For this particular idea, I planned to continue using silkworms to metaphorically represent the dilution of Chinese culture in modern times. Conceptually I was going for something tongue-in-cheek and satirical, based off the following videos:

I’m a sucker for stupid videos like this HAHA and I feel like as strange as they may be, there is a certain charm to them and a lot of people find themselves drawn to its wackiness. My intention was to create an animated sequence with silkworms similar to the ones above, with the possibility of audience interaction with the worms.

Idea 2: Chinese astrology

I was researching on the famous Chinese lantern festival when I came across the statement “During the Han Dynasty, the festival was connected to Ti Yin, the deity of the North Star.”. This intrigued me and led me to shift my research towards Chinese astronomy and I was pleasantly shocked at the amount of material available on Chinese astronomy! Apparently the Chinese were one of the first cultures to observe and map the stars and Chinese astronomy is a wide topic full of narratives and science and also has ties to Buddhism and Taoism.

The above is the first star map I came across of the Suzhou Planisphere. Visually I was very drawn to its appearance due to its unpolished look and its negative colours.

Another map I found is the Dunhuang Star Chart, which is the earliest man-made star chart to have been recorded anywhere in the world. There is a lot of history behind it which you can watch the video above to find out more but I really like how the stars were mapped in such a way that it follows a narrative. In the above image, the cluster of stars in the middle represents the emperor (天皇) and the two bracked-shaped strings of orange dots represent the walls of the Forbidden Palace. The stars were mapped in such a way that as the night progressed, a person viewing the stars according to this map would see the emperor as he left his palace and toured the royal city.

Visually while I prefer the appearance of the Suzhou planisphere map, I think that the Dunhuang chart does have a more traditional look to it due to the inks used and the colour/texture of the paper which makes it look more authentic to Chinese history. I will have to put more thought into it and consult Ina to make a decision. There are also other visuals that I can consider, such as going down a more modern route and making it look more like a modern day planetarium.

Further thoughts & considerations

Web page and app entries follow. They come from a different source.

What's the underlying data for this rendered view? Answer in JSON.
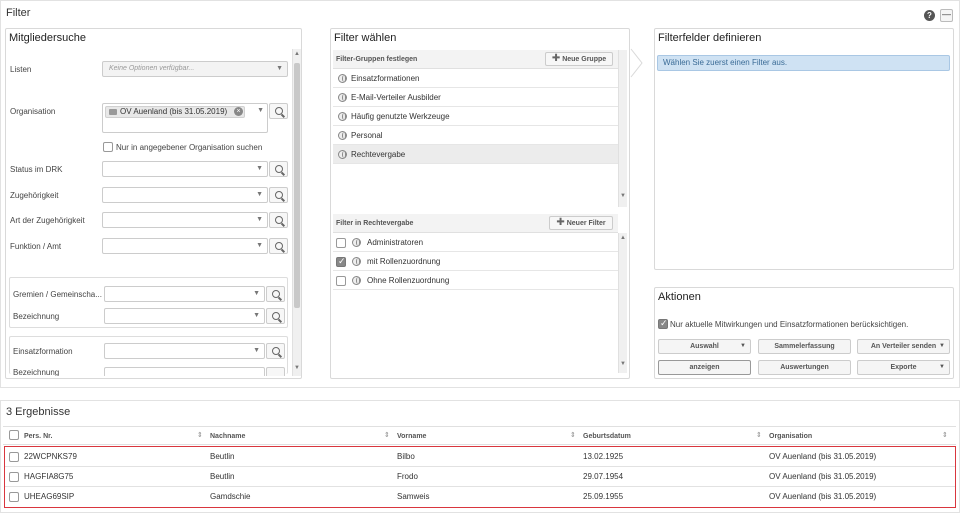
{
  "filter": {
    "title": "Filter",
    "help_icon": "?",
    "minimize_icon": "—"
  },
  "mitgliedersuche": {
    "heading": "Mitgliedersuche",
    "listen_label": "Listen",
    "listen_placeholder": "Keine Optionen verfügbar...",
    "organisation_label": "Organisation",
    "organisation_tag": "OV Auenland (bis 31.05.2019)",
    "nur_org_label": "Nur in angegebener Organisation suchen",
    "status_label": "Status im DRK",
    "zugehoerigkeit_label": "Zugehörigkeit",
    "art_label": "Art der Zugehörigkeit",
    "funktion_label": "Funktion / Amt",
    "gremien_label": "Gremien / Gemeinscha...",
    "bezeichnung1_label": "Bezeichnung",
    "einsatzformation_label": "Einsatzformation",
    "bezeichnung2_label": "Bezeichnung"
  },
  "filter_waehlen": {
    "heading": "Filter wählen",
    "groups_header": "Filter-Gruppen festlegen",
    "new_group_button": "Neue Gruppe",
    "groups": [
      {
        "label": "Einsatzformationen"
      },
      {
        "label": "E-Mail-Verteiler Ausbilder"
      },
      {
        "label": "Häufig genutzte Werkzeuge"
      },
      {
        "label": "Personal"
      },
      {
        "label": "Rechtevergabe"
      }
    ],
    "filters_header": "Filter in Rechtevergabe",
    "new_filter_button": "Neuer Filter",
    "filters": [
      {
        "label": "Administratoren",
        "checked": false
      },
      {
        "label": "mit Rollenzuordnung",
        "checked": true
      },
      {
        "label": "Ohne Rollenzuordnung",
        "checked": false
      }
    ]
  },
  "filterfelder": {
    "heading": "Filterfelder definieren",
    "info": "Wählen Sie zuerst einen Filter aus."
  },
  "aktionen": {
    "heading": "Aktionen",
    "checkbox_label": "Nur aktuelle Mitwirkungen und Einsatzformationen berücksichtigen.",
    "buttons": {
      "auswahl": "Auswahl",
      "sammelerfassung": "Sammelerfassung",
      "verteiler": "An Verteiler senden",
      "anzeigen": "anzeigen",
      "auswertungen": "Auswertungen",
      "exporte": "Exporte"
    }
  },
  "results": {
    "title": "3 Ergebnisse",
    "columns": [
      "Pers. Nr.",
      "Nachname",
      "Vorname",
      "Geburtsdatum",
      "Organisation"
    ],
    "rows": [
      [
        "22WCPNKS79",
        "Beutlin",
        "Bilbo",
        "13.02.1925",
        "OV Auenland (bis 31.05.2019)"
      ],
      [
        "HAGFIA8G75",
        "Beutlin",
        "Frodo",
        "29.07.1954",
        "OV Auenland (bis 31.05.2019)"
      ],
      [
        "UHEAG69SIP",
        "Gamdschie",
        "Samweis",
        "25.09.1955",
        "OV Auenland (bis 31.05.2019)"
      ]
    ]
  }
}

I showed Ina these ideas in week 2 and after discussing with her, I decided that I would prefer to work on Idea 2. I do think that because we are supposed to represent a culture in this project, it’s important to be a little more aware and sensitive of what we are putting out especially if it is to be shown in a public space. This mindset was what led me to choose Idea 2 because I felt that Idea 1 could potentially look distasteful and not representative of Chinese culture. With that in mind, I continued to brainstorm specifically on how I could represent Chinese constellations on the media wall.

I discovered these online planetariums which maps the view in outer space from any place on Earth at any given point in time. The second one is a little more useful because it shows the connection between each star to form the constellations. For the first one, visually it is something that I would like to make my work similar to should I choose to do something more data-based and less inherently Chinese.

Also, because all the star maps available these days are of the modern Western sky and I would like to map the stars according to Chinese astronomy, I used the above 2 maps to compare the 2 systems (they are the same stars, just connected in different ways). This is still a work in progress because there are so many stars out there but I may possibly simplify it by focusing only on the main constellations!

Another thing I discussed with Ina and Corey about is the possibility of making this an interactive piece through the use of code through Processing. I currently have a few ideas on how to do this but as of now it requires more brainstorming and research.

I’m super excited to be working on this project! I don’t think anything like this has been done before and I’m learning a lot about my own culture through my research. Stay tuned to this space if you would like to see updates on my progress (: